[[ RECORDS FOR PROCESSING open ]]

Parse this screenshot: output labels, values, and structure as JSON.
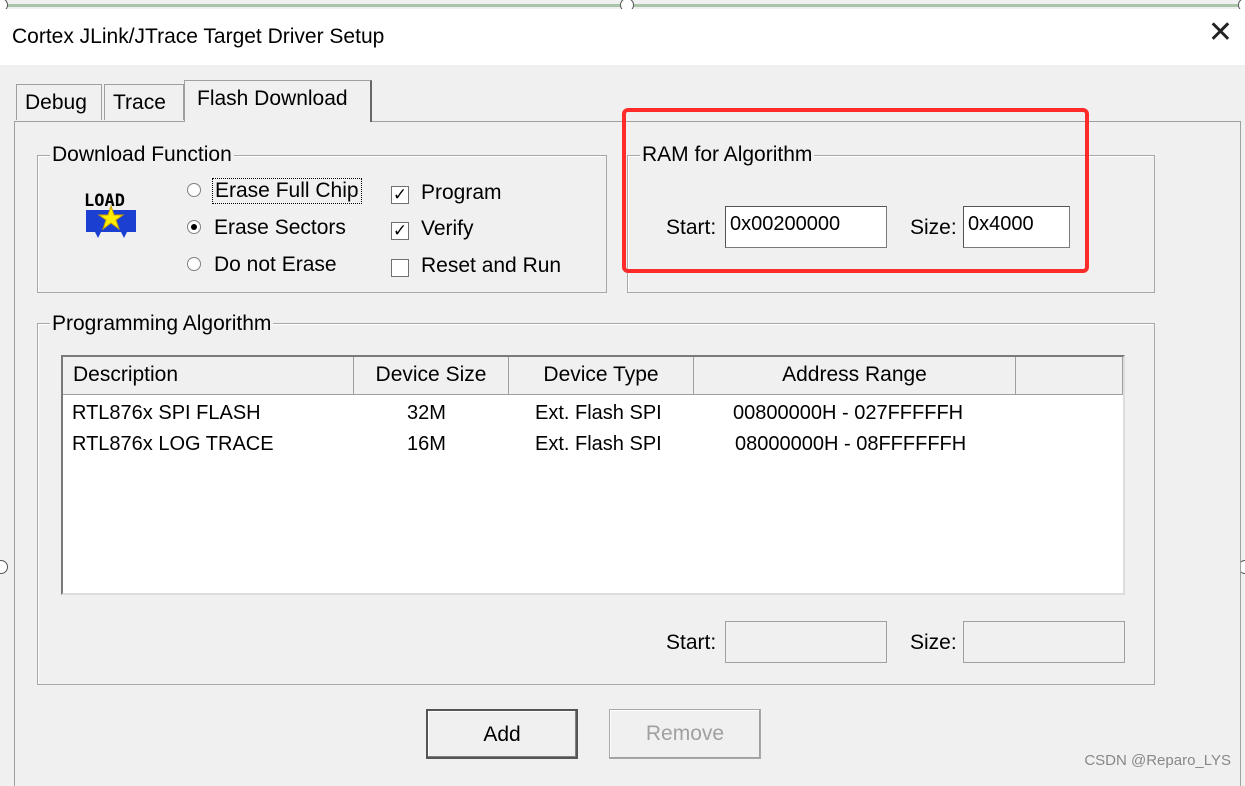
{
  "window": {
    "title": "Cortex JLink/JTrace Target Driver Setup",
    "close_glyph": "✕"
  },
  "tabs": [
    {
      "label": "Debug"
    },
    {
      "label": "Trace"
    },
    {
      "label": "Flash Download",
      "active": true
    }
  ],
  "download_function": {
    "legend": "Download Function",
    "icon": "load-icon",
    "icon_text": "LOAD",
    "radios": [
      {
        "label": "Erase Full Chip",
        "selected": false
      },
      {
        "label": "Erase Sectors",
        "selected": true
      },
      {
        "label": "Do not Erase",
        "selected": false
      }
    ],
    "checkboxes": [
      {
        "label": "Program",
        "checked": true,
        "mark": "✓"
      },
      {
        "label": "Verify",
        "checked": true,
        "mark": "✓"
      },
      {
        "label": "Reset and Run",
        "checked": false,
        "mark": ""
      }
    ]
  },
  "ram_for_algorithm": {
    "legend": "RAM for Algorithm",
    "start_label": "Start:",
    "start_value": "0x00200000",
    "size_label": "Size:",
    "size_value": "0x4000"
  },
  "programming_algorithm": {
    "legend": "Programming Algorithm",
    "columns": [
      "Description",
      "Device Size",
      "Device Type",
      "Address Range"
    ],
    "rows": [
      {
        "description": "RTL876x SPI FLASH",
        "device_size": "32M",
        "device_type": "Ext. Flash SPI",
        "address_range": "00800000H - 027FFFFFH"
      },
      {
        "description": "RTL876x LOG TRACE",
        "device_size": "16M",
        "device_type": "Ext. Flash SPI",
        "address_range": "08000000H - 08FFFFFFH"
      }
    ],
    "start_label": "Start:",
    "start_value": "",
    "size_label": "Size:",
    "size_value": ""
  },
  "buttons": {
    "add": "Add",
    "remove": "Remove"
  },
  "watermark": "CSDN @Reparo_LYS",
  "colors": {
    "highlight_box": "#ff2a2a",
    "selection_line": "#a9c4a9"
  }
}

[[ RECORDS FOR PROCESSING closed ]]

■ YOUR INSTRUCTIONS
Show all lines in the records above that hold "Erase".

■ FINISHED TASK
        "label": "Erase Full Chip",
        "label": "Erase Sectors",
        "label": "Do not Erase",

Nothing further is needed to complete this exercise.